Activity: Where does the word "Praia" show up in the records? Copy every line that holds it.

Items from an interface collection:
::::::::
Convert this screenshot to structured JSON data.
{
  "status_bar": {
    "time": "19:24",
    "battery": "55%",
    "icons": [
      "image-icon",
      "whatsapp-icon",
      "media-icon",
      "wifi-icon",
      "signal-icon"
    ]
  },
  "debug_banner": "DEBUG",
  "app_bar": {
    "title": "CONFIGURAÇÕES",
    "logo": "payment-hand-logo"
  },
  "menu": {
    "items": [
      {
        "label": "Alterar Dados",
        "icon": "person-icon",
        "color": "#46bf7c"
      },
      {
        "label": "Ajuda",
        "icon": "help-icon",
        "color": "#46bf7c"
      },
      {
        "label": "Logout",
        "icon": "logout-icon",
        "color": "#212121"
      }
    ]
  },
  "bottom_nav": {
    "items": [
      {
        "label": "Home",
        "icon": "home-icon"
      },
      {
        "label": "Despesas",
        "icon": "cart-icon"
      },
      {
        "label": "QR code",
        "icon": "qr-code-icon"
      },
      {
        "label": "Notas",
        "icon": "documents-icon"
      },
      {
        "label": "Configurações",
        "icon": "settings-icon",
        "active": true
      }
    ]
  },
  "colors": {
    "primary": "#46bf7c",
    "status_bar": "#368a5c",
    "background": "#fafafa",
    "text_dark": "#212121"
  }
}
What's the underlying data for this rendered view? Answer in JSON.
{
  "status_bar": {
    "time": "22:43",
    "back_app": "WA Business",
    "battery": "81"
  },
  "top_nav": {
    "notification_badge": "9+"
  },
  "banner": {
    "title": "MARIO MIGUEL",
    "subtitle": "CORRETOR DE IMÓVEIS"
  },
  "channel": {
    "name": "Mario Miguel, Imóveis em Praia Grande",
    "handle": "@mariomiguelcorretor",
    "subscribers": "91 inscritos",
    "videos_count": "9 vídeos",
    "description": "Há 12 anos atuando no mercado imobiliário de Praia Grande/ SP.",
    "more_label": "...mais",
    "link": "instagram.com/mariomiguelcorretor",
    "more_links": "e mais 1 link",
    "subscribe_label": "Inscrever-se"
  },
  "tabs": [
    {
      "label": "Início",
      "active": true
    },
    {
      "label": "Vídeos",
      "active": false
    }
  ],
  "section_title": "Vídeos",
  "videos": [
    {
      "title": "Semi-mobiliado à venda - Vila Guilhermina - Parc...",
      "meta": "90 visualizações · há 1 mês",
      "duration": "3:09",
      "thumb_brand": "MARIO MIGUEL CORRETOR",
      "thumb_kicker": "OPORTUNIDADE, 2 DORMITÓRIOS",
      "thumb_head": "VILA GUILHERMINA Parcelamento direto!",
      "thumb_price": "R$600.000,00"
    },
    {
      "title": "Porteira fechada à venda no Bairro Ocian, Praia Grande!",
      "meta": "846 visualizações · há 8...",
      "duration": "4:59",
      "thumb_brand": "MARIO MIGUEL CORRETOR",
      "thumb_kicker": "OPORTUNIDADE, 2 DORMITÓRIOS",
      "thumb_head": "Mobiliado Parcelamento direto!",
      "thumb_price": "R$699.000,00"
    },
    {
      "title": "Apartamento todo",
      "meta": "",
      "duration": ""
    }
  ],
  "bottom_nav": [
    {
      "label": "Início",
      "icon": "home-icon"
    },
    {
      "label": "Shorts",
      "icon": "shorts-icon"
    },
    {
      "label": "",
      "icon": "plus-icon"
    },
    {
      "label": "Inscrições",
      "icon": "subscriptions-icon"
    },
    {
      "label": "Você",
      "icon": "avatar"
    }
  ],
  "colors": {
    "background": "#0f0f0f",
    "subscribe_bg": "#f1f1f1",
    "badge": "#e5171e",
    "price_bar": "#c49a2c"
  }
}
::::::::
Your response:
    "name": "Mario Miguel, Imóveis em Praia Grande",
    "description": "Há 12 anos atuando no mercado imobiliário de Praia Grande/ SP.",
      "title": "Porteira fechada à venda no Bairro Ocian, Praia Grande!",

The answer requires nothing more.